New data shows that 1.2 million additional NHS patients are currently eligible for vital medicines but are missing out. The need for maximum innovation in the health and life sciences sector grows.
Data by PwC for the Association of the British Pharmaceutical Industry (ABPI) highlights the potential benefits of increased investment in clinically and cost-effective new medicines to patients, society and the economy.
The research reveals how the improved use of 13 medicines across four treatment areas – stroke prevention, kidney disease, asthma and type 2 diabetes – can transform patient care, while adding £5 billion to the UK economy through increased productivity over patients’ lifetimes.
The data shows that an estimated 1.2 million additional NHS patients are currently eligible for these medicines but are missing out on them.

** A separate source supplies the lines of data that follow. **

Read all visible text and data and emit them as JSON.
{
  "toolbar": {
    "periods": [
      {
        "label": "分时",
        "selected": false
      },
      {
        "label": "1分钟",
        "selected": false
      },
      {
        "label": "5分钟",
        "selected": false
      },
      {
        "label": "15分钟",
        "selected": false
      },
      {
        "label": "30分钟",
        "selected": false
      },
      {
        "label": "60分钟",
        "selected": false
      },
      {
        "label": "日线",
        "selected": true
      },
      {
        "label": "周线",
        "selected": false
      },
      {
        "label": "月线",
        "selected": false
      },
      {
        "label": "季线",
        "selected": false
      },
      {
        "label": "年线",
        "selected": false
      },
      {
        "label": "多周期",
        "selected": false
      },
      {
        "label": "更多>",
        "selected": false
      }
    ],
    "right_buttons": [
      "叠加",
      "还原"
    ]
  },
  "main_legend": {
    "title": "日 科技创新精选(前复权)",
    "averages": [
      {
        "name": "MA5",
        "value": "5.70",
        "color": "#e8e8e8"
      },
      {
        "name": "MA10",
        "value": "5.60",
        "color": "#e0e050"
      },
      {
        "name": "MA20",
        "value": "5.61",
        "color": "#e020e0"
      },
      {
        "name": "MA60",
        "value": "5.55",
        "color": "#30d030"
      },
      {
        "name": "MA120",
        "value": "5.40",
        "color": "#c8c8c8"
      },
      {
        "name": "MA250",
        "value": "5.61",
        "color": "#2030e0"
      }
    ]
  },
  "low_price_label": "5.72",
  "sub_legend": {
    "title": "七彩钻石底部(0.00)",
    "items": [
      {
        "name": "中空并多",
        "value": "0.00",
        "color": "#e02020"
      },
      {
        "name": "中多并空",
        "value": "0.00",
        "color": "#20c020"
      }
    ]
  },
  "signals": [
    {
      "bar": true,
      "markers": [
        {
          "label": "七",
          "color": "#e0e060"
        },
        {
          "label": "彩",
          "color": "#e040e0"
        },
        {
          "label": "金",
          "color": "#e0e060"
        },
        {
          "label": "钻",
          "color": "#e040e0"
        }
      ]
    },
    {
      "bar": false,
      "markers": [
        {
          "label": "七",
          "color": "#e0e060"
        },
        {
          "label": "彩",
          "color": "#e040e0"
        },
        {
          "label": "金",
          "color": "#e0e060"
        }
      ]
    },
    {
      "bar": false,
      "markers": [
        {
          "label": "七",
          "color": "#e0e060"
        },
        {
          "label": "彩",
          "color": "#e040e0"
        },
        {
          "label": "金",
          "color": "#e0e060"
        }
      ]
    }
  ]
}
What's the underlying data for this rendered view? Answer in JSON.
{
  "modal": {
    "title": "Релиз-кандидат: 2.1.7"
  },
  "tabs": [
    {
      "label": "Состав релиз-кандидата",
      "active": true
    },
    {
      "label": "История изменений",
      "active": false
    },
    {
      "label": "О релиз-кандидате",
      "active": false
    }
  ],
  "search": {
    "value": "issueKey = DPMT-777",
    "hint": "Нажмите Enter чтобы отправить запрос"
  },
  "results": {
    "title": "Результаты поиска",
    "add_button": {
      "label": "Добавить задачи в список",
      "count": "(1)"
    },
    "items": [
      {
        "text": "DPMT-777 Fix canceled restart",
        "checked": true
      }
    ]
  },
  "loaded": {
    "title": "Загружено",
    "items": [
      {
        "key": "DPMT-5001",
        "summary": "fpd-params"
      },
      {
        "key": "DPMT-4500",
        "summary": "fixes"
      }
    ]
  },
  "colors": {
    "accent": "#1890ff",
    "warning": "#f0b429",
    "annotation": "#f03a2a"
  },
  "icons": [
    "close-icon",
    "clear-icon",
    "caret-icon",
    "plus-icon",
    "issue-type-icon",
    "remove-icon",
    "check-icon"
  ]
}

Extending the use of these medicines would provide patients with over 429,000 additional years living in good health (QALYs), while £17.9bn in productivity gains is expected to accrue within the UK economy.
Richard Torbett, CEO of ABPI, commented:
“The pandemic has starkly highlighted the relationship between the health of the population and the health of the economy. Medicines and vaccines are playing a vital role in getting us all back to work.
“This report shows how we can use the experience from COVID-19 to prevent and treat other diseases which create a drag on the economy. The evidence is clear; providing patients with the medicines they are eligible for will help people live longer, healthier lives, while growing the economy and increasing tax receipts for the government.
“Investment in medicines is already creating more efficient and effective health services in countries around the world, resulting in better health outcomes and improved survival rates. We should be striving for the same,” he added.
The UK clearly has the potential to be a world leader in life sciences if innovation is used to drive the sector. The coronavirus pandemic showed how public health outcomes can be rapidly improved through innovative practices and alignment of stakeholders. The NHS Innovation and Life Sciences Commission is seeking to produce implementable solutions to allow the UK to achieve this.
The data published by PwC shows the detrimental impact on patients when the UK continues to perform below its potential in life sciences. Increased investment into the development of treatments and establishing innovation across the board would help millions across the UK – improving health outcomes and reducing socio-economic and ethnic health inequalities.
As time goes on, the UK will see if the brief period of alignment and innovation is an anomaly or something to be built upon. What is clear, however, is the Government has a responsibility to millions of patients who are waiting on the sector to improve and achieve its potential.